** DATASET EXTRACT follows **

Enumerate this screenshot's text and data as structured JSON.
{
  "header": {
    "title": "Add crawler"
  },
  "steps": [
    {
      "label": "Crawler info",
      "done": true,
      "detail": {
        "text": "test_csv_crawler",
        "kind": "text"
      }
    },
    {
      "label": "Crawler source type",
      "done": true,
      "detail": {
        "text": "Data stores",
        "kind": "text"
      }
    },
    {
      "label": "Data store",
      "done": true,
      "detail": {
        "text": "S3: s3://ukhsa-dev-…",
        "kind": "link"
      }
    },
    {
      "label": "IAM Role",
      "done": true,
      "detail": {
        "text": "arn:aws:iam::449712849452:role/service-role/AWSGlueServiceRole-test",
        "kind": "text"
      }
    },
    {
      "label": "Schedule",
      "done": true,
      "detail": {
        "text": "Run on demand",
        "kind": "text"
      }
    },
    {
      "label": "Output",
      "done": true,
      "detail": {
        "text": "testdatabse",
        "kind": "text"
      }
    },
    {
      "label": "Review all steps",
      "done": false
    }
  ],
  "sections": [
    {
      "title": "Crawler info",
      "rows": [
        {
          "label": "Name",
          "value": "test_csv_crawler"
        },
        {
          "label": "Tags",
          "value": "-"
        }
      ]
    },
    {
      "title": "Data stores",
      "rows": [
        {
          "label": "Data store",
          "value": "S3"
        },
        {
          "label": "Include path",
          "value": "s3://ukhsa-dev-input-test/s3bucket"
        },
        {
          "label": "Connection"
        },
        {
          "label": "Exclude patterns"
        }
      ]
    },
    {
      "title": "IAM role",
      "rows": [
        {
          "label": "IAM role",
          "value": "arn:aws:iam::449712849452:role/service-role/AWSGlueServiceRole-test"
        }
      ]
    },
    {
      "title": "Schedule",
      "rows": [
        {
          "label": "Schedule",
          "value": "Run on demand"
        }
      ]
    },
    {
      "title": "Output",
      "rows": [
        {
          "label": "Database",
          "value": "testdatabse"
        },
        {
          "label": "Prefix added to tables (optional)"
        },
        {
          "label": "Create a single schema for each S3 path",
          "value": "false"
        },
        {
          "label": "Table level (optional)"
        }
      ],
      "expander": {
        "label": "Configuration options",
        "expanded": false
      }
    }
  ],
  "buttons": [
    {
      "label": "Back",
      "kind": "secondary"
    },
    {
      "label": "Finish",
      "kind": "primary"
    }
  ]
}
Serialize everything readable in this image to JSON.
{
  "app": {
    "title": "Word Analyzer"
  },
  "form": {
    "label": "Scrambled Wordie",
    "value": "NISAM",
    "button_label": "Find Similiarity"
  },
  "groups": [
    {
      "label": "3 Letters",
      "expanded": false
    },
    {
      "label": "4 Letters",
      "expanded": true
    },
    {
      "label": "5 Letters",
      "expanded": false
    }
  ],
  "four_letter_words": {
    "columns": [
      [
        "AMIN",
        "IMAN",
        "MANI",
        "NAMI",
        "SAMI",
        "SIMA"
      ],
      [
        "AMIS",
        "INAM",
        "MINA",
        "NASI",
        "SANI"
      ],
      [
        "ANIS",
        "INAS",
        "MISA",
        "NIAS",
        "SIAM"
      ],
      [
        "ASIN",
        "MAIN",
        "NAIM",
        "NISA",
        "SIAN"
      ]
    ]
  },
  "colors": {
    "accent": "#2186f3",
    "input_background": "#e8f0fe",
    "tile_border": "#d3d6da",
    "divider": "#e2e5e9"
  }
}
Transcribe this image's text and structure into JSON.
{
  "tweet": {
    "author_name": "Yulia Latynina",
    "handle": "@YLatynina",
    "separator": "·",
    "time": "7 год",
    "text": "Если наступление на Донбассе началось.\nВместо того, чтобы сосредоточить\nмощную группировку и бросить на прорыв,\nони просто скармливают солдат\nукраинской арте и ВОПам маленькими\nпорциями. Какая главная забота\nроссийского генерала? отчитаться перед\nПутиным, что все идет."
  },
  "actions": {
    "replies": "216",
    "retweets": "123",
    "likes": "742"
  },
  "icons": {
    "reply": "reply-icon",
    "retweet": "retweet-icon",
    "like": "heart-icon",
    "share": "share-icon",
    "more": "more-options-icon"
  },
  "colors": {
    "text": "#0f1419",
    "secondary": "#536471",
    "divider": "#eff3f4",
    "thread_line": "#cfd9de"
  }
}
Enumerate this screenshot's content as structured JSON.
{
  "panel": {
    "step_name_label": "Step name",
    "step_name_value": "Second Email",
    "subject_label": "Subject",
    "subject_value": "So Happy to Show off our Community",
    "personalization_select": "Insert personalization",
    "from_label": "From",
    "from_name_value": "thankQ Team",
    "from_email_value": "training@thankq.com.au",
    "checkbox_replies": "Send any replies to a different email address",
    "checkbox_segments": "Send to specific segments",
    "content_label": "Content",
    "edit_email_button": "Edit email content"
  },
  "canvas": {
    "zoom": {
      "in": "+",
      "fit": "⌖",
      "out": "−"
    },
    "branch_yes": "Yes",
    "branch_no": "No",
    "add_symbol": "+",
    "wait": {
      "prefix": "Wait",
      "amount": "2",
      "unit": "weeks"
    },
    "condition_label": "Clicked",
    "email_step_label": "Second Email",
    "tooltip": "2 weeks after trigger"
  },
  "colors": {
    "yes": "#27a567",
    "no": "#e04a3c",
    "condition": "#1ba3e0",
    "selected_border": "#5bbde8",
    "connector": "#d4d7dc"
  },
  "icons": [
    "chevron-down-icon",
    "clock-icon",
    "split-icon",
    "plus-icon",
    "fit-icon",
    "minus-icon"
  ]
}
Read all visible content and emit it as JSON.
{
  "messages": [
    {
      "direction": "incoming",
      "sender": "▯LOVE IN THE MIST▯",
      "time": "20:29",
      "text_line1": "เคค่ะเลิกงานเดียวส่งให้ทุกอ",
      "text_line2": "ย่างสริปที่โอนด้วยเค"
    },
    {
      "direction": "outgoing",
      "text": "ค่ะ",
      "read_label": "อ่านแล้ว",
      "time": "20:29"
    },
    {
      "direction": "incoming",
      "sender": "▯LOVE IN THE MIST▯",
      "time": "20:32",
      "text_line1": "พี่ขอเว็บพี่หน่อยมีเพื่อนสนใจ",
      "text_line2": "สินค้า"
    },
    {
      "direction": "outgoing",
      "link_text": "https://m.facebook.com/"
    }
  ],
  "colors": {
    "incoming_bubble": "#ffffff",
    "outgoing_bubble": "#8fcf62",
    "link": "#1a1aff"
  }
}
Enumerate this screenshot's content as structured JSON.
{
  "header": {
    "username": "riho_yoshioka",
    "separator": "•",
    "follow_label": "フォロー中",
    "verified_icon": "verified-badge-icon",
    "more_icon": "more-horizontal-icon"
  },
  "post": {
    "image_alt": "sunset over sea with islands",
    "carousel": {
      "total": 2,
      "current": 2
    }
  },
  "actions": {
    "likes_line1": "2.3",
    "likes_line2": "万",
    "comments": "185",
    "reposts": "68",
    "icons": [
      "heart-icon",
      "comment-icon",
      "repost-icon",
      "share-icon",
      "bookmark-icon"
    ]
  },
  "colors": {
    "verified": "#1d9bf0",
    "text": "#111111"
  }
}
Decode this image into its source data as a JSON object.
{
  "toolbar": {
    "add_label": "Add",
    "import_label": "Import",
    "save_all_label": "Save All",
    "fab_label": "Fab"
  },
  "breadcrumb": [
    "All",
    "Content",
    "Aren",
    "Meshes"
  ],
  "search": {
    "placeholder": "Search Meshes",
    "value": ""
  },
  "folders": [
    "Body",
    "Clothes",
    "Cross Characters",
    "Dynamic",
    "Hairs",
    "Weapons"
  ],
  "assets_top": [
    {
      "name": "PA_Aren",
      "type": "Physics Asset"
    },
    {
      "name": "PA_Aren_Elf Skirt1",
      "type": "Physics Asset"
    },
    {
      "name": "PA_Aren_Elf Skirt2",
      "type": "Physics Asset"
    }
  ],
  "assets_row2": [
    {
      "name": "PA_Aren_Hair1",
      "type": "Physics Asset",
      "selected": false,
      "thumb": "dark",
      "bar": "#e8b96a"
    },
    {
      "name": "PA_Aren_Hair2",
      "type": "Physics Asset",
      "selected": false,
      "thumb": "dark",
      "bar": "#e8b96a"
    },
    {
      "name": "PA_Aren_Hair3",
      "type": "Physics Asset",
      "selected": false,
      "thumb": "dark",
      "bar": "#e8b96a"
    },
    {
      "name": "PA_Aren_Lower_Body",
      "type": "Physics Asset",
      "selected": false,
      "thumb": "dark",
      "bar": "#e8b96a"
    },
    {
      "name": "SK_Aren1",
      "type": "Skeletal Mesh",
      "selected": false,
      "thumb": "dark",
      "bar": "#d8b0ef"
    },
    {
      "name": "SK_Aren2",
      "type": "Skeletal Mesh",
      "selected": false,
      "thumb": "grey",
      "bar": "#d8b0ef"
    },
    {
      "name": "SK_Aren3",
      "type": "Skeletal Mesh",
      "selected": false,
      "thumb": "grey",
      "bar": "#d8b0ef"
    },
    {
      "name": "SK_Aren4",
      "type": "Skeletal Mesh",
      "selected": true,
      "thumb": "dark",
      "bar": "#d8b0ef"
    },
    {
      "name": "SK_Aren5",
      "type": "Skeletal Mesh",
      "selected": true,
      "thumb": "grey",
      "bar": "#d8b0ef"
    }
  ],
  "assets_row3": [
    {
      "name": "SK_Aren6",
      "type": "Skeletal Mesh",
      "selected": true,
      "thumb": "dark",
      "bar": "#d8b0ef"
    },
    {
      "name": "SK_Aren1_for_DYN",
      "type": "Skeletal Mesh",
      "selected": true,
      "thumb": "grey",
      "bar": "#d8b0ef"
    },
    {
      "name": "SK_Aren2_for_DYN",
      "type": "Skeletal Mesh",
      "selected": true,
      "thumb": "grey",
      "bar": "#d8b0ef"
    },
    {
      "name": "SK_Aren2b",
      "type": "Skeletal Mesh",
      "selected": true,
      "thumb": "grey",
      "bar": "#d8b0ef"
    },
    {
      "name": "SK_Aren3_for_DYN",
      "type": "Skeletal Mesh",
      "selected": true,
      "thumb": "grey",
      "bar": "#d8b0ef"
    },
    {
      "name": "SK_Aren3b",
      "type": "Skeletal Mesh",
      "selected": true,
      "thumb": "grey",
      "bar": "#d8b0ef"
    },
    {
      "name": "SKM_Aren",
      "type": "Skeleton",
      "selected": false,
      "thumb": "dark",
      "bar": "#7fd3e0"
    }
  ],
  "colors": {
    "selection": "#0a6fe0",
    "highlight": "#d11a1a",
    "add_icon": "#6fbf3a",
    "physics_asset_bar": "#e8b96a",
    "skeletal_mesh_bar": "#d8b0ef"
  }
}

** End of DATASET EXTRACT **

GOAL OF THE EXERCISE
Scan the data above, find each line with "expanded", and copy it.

SOLUTION
        "expanded": false
      "expanded": false
      "expanded": true
      "expanded": false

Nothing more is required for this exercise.